The Robert Wood Johnson Foundation and Trust for America’s Health released a report titled F as in Fat: How Obesity Threatens America’s Future, which warns that the number of obese adults, along with related disease rates and health care costs, are on course to increase dramatically in every part of the country, including Colorado.
Although Colorado once again remains the “leanest state,” more than 20 percent of adults in Colorado are obese, and the report estimates that all 50 states could have obesity rates above 44 percent by 2030.
The statistics in this report paint a potentially bleak picture of our country’s and state’s future and show the urgency with which we must address this growing epidemic.
Obesity is an issue that must be tackled now or the ramifications will impact not only our waistlines but also our bottom lines.
Obesity weighs on all of us. And the only way we’re going to tip our scales back to collective health is to be collaborative, proactive and diligent across many sectors. We all have a role to play. Individuals must adopt healthier, sustainable behaviors; school, worksites and communities must provide opportunities for healthy eating and active living; and elected officials must support policies that promote and encourage health.
Fortunately, we can reverse these devastating trends and ensure a successful future that isn’t weighed down by the many negative and costly effects of obesity.
According to the F as in Fat Report, decreasing the average BMI of adults by only 5 percent could save nearly every state between 6.5 percent and 7.9 percent in health care costs. Specifically, Colorado could save more than $10 billion by 2030.
At LiveWell Colorado, we know that it is possible to make a difference in our homes, schools, worksites and communities. For example, we are proud to partner with school nutrition staff at more than 67 school districts across the state to help them prepare fresh, healthy meals from scratch. Through the passage and implementation of HB11-1069, public elementary schools are now required to provide our children the physical activity necessary for their growing minds and bodies. These are long-term, sustainable changes that can prevent obesity in our future workforce.
I challenge each person reading this to adopt one new healthy habit and take that first step toward helping Colorado save more lives and millions of dollars in unnecessary health care costs.

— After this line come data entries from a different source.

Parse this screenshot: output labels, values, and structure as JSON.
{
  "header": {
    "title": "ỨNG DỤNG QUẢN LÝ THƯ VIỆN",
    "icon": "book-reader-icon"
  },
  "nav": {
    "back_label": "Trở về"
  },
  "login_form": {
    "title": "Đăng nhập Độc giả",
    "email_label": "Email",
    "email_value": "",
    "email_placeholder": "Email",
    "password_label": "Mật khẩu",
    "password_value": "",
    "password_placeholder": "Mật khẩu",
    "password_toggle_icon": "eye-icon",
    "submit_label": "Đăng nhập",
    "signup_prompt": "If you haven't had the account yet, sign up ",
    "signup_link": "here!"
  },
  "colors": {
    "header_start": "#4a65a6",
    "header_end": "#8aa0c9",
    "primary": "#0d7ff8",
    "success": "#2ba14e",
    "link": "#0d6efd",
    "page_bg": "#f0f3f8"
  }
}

The fight against obesity is a battle for our health – both physical and fiscal – and ultimately for our future. Colorado deserves better than the title of ‘best of the worst.’